Additionally, future research may be suggested to investigate opaque stress patterns in JA, if any, which involve interaction with syncope, epenthesis or vowel quality.
Divided into prothesis (word-initial, as in the <e> of "establish," from Latin "stabilire"), epenthesis (qv.--medial), and paragoge (final, as in the <st> of "amongst").
Evans, "Time series epenthesis: clustering time series streams requires ignoring some data," in Proceedings of the IEEE 11th International Conference on Data Mining (ICDM '11), pp.
Several morphophonological processes are at work, especially in the verbal domain, such as voicing, epenthesis and several assimilation processes.

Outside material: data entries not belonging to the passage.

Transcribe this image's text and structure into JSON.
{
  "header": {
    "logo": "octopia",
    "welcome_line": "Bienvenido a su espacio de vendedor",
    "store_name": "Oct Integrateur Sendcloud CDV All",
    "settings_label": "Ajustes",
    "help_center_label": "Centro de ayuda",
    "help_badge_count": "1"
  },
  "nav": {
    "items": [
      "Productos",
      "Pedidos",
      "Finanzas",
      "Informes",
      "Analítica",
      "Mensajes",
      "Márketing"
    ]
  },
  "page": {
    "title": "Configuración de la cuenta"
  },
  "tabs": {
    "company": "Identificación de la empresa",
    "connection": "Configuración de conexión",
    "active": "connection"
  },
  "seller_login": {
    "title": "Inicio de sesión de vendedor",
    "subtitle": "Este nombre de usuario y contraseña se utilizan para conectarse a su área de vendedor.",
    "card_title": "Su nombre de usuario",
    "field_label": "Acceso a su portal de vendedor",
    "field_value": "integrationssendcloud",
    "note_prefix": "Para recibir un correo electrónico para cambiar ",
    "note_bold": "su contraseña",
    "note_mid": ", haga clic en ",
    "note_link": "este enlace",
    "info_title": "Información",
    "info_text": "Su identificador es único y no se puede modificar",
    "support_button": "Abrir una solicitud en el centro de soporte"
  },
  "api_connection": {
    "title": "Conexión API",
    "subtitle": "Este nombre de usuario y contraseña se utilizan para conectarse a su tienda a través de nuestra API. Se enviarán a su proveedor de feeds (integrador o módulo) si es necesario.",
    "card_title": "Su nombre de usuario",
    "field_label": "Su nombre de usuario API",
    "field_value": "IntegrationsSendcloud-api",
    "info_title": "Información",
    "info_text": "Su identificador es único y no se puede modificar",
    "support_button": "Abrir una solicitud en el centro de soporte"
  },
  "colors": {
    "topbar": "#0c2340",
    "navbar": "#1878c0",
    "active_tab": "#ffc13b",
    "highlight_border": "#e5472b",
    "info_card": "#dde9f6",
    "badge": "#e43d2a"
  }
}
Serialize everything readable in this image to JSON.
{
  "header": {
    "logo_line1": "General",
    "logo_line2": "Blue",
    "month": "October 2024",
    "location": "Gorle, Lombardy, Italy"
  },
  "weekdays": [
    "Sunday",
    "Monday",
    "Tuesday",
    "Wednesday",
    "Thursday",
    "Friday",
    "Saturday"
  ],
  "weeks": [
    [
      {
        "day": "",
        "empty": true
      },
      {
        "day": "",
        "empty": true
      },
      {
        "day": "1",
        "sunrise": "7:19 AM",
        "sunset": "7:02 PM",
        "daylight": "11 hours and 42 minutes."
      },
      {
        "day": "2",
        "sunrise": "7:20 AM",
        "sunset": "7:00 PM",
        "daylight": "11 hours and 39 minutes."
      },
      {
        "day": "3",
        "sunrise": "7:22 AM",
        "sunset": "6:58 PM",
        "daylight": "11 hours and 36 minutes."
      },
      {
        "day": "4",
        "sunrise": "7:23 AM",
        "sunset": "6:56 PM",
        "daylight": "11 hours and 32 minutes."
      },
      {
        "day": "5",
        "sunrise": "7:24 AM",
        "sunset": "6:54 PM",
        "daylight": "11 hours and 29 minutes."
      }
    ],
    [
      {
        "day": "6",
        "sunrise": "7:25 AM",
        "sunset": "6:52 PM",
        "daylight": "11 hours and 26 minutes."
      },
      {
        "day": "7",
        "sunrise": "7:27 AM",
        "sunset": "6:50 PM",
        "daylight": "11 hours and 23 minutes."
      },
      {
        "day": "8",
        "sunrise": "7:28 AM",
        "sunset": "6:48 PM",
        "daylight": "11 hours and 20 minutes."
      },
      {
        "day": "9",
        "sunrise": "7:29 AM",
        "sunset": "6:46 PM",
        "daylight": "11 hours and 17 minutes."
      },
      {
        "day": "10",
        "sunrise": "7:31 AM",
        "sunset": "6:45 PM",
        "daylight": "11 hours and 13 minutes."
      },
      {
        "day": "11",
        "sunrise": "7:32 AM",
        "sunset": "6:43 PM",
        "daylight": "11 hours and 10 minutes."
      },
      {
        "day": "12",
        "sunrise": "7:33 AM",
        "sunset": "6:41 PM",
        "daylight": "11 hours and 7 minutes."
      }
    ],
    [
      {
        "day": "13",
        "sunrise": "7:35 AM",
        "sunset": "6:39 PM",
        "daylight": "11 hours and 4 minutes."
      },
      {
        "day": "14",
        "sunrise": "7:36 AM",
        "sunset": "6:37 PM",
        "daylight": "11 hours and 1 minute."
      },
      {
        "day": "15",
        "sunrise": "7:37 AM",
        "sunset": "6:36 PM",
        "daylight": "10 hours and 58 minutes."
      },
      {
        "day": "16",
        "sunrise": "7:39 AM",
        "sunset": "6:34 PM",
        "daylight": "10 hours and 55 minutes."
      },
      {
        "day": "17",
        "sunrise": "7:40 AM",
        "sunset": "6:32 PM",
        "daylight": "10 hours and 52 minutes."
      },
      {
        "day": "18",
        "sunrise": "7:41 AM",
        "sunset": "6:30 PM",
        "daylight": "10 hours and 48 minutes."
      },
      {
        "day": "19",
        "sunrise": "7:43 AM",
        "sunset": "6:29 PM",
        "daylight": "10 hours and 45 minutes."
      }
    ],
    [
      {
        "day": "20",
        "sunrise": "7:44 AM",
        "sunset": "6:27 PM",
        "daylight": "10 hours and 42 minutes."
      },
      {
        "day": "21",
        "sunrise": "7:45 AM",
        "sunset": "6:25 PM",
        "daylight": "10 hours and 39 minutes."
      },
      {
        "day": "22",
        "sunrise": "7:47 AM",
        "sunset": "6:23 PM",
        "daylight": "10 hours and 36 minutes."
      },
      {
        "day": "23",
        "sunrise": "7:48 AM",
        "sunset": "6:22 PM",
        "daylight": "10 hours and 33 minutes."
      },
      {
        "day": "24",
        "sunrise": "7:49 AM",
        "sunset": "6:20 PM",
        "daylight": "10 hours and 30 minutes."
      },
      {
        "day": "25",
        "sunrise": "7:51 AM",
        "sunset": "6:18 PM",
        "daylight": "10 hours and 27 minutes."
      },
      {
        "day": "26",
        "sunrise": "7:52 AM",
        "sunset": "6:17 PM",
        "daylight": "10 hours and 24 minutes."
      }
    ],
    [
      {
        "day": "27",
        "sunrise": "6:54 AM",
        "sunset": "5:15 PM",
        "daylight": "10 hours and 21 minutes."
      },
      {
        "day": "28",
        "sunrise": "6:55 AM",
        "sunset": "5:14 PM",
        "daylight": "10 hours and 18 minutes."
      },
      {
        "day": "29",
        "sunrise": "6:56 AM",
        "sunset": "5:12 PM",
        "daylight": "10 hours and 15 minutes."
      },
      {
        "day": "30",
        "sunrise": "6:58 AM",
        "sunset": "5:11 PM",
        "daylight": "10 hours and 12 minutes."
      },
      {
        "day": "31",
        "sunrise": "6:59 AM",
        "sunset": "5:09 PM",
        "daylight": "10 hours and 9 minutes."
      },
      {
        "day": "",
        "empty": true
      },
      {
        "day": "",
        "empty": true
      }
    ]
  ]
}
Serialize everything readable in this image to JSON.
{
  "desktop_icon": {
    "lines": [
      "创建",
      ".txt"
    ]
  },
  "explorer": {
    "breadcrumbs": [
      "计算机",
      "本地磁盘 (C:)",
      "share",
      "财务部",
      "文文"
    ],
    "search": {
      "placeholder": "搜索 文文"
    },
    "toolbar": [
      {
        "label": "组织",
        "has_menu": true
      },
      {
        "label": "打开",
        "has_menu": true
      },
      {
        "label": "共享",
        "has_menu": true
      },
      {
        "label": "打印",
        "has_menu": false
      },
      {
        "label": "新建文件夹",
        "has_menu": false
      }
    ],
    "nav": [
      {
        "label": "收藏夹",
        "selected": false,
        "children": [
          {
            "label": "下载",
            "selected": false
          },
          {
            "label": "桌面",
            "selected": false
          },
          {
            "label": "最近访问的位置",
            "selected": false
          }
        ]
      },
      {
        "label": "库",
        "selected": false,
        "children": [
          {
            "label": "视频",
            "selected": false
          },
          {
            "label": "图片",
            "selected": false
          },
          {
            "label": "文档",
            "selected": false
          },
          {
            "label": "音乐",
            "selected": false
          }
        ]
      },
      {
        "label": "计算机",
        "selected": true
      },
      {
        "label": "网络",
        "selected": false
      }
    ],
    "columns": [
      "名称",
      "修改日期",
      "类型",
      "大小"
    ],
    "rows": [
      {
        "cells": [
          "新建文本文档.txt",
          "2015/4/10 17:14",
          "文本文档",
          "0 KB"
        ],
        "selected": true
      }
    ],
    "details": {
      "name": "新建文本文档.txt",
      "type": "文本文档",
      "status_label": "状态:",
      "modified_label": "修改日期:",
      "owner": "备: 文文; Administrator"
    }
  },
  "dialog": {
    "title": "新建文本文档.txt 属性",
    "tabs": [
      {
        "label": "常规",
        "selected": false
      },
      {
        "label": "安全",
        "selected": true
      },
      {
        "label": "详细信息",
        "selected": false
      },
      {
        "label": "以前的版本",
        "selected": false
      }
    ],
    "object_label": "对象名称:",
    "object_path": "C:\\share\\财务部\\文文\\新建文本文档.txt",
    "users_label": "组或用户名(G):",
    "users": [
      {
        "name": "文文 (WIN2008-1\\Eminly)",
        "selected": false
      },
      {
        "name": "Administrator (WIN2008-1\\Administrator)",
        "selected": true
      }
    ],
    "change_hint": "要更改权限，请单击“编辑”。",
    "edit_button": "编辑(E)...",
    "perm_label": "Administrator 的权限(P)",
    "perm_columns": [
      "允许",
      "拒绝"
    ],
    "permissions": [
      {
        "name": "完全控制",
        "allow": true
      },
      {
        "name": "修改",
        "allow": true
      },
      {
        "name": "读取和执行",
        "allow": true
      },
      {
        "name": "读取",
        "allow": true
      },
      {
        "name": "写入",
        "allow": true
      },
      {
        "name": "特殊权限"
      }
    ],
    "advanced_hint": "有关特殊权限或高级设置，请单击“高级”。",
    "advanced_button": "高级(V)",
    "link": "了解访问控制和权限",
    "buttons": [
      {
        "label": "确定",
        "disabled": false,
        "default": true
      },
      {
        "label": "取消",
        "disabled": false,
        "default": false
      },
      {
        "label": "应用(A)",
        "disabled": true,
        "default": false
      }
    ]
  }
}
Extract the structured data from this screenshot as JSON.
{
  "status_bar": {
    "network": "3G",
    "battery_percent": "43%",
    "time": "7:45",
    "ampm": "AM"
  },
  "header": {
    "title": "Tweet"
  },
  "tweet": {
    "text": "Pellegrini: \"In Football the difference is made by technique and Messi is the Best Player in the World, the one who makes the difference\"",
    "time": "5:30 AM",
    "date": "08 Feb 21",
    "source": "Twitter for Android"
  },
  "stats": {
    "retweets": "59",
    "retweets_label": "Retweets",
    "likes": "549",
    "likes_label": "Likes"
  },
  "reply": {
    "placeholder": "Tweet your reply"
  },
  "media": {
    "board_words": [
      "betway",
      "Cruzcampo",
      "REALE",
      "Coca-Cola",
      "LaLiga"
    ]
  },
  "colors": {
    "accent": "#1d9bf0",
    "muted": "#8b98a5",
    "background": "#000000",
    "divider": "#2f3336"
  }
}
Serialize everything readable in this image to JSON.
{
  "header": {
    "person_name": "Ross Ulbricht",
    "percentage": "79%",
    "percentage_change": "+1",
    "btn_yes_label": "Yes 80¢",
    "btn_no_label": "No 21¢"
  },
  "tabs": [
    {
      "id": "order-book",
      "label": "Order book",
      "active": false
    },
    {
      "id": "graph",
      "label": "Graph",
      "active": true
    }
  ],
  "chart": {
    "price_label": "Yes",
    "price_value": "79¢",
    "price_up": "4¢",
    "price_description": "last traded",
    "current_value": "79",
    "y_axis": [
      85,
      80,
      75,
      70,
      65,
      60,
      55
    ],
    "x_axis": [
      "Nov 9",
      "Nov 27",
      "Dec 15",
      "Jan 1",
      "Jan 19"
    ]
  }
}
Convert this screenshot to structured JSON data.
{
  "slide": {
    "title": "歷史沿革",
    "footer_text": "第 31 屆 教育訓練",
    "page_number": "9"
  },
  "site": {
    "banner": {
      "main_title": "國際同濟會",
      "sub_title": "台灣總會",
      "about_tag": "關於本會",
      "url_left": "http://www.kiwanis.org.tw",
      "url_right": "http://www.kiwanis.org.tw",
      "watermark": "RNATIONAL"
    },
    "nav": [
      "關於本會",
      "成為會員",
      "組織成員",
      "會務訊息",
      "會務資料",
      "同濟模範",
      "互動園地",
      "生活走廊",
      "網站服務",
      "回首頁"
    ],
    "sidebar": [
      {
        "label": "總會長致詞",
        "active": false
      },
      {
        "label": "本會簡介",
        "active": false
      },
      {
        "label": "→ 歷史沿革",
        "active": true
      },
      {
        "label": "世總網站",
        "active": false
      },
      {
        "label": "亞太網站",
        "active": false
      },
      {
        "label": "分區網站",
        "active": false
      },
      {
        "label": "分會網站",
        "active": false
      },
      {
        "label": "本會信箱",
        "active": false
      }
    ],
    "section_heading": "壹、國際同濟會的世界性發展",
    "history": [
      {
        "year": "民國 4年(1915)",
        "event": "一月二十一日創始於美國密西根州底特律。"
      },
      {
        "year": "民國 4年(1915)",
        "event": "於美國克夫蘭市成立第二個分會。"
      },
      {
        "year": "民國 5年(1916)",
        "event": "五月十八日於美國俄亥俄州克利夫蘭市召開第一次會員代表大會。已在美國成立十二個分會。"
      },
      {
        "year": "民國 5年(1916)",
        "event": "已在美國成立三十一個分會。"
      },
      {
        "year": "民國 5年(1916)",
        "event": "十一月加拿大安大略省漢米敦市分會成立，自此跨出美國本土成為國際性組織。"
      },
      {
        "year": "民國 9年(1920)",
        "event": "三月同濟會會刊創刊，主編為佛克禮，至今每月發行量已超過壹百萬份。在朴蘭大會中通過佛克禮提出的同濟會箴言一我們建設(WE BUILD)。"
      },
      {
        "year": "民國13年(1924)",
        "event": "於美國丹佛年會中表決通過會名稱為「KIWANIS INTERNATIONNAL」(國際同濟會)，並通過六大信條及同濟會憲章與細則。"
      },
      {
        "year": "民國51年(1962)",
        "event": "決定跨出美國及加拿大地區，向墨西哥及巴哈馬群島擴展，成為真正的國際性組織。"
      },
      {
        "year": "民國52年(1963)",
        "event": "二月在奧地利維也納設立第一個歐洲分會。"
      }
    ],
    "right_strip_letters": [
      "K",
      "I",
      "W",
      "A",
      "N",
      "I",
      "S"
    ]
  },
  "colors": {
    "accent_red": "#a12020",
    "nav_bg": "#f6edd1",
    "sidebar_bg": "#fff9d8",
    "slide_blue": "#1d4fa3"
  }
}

Harrikari (2000) has presented a complementary and partially opposing view on identity group interpretation, using the optimality theory of generative phonology as the framework and considering dialectic epenthesis, gemination, and language games as examples.
Three years later, Couper (2006) conducted a study focusing on epenthesis (inserting an extra sound) and absence (dropping a sound) in L2-learners' speech.